”There is no new information released to us at this time from the Humboldt County Critical Incident Response Team,” the statement said. “At this time they are still investigating and interviewing people involved.”
The inquiry is being conducted by the Critical Incident Response Team, made up of investigators from the Humboldt County District Attorney's, Coroner's and Sheriff's offices and the state Department of Justice.
”We continue to ask the community for patience and understanding and for anyone with any information to please contact my office,” wrote District Attorney Paul Gallegos in an e-mail.

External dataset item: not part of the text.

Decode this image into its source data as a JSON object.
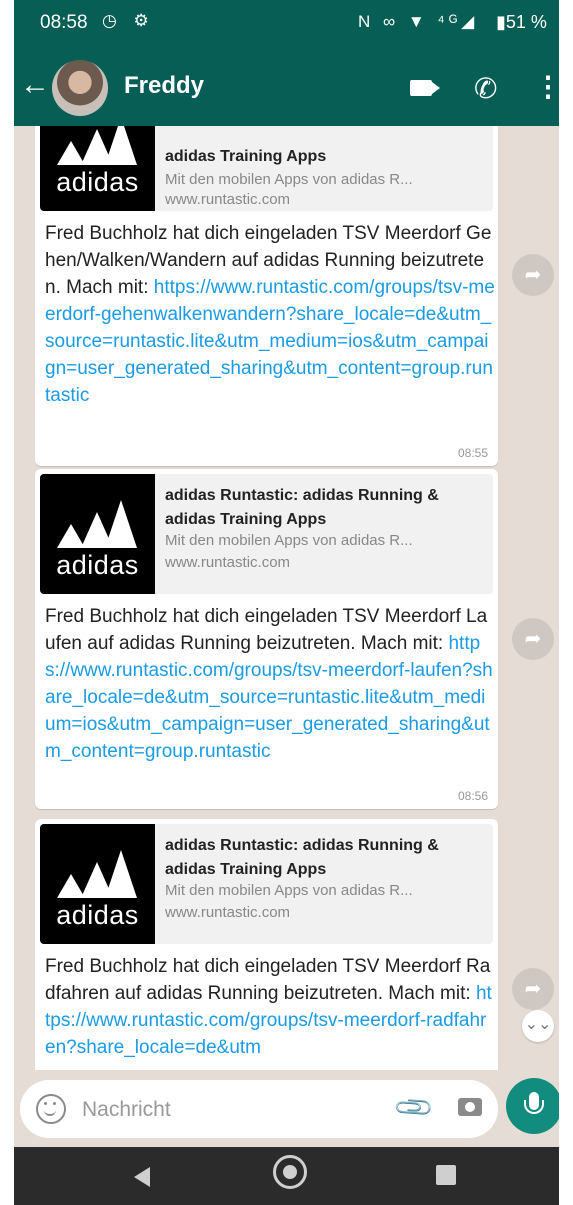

Humboldt County Coroner Frank Jager said that the results of an autopsy on Moore performed in Redding are not in yet. Jager has said he may call for an inquest on the matter, which would have a jury determine whether a shooting was justified. He said he believes information may show that it was, but that questions remain about why SWAT team members stormed the apartment when they did.
The 48-year-old woman had a flare gun in her possession and was shot multiple times by SWAT officers Friday after a two-hour standoff. Agitated and reportedly depressed, Moore blared loud music and threw objects out of her 516 G St. apartment window as police cordoned off the area.

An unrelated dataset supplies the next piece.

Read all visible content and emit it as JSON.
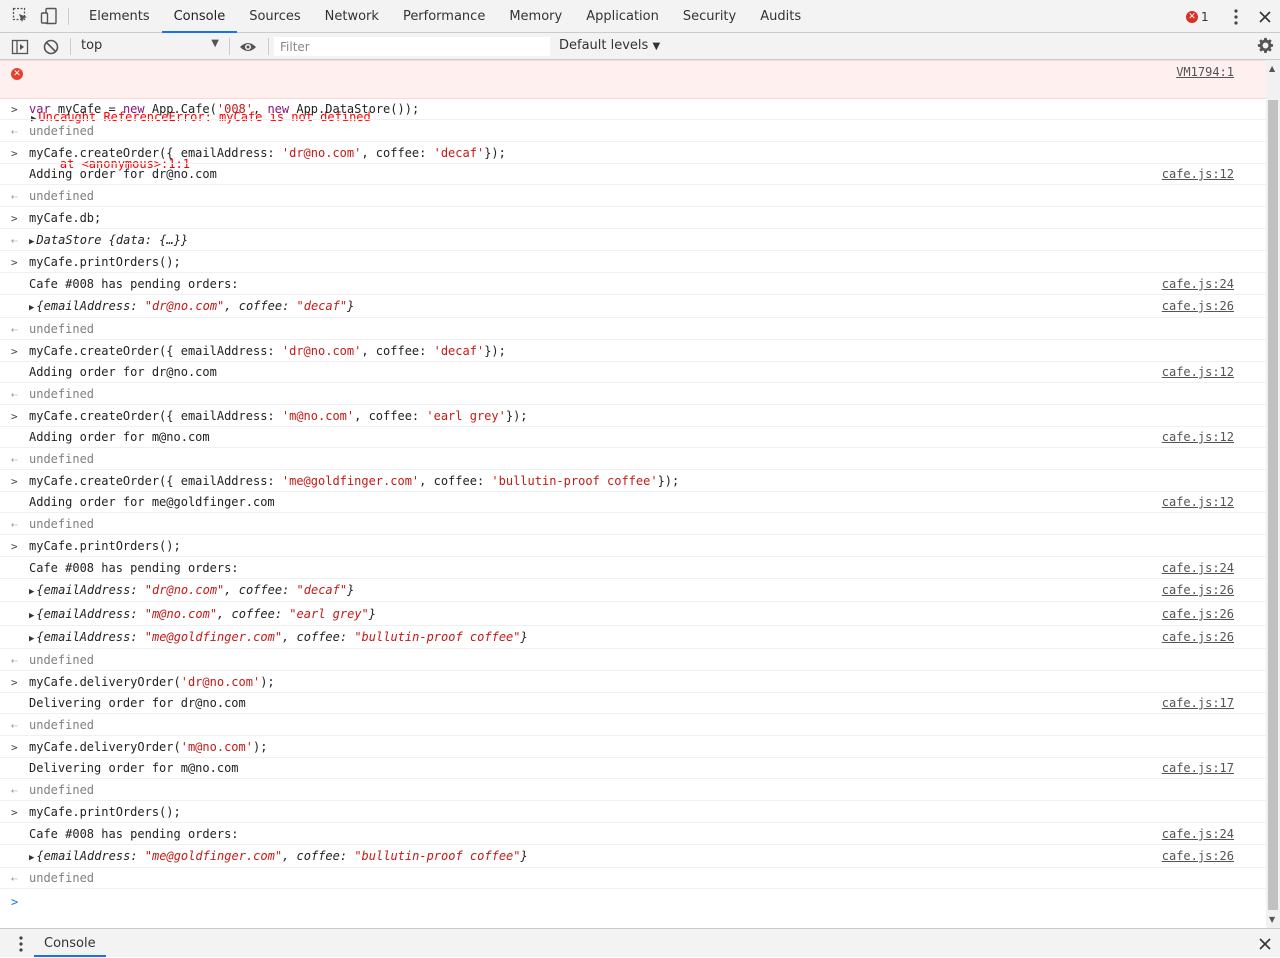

A bedridden man was reportedly in the same building, and authorities may have feared the flare gun might start a fire.
A police statement on Saturday said that a decision was made to send in the SWAT team if Moore put down her weapon and police knew her location in the apartment.
A former commanding officer of the Massachusetts State Police Ballistics Section, Ronald R. Scott, said a number of questions should be answered. Scott spent 25 years with the Massachusetts State Police, much of that investigating shootings and police-related shootings.
Scott said police are often confronted with weapons that they may be unfamiliar with.
”When people point a gun at the police officer it's a fairly quick decision they have to make,” Scott said from his Phoenix, Ariz., office.
Scott said it's possible that a flare -- which burns at 1,100 degrees and can travel 500 feet or more -- could cause serious damage to a person, especially if it hit an artery or sensitive region of the body.
But he added that if police knew that Moore had a history of mental illness and knew what type of weapon she had, and knew that she had no hostage, it appears police may have acted hastily. An investigation should reveal whether other tactics, like using professional negotiators to defuse the situation or tear gas or a police dog to subdue Moore, were thoroughly considered, Scott said.
”What other steps did they take first before they chose the ultimate step of using deadly force?” Scott asked.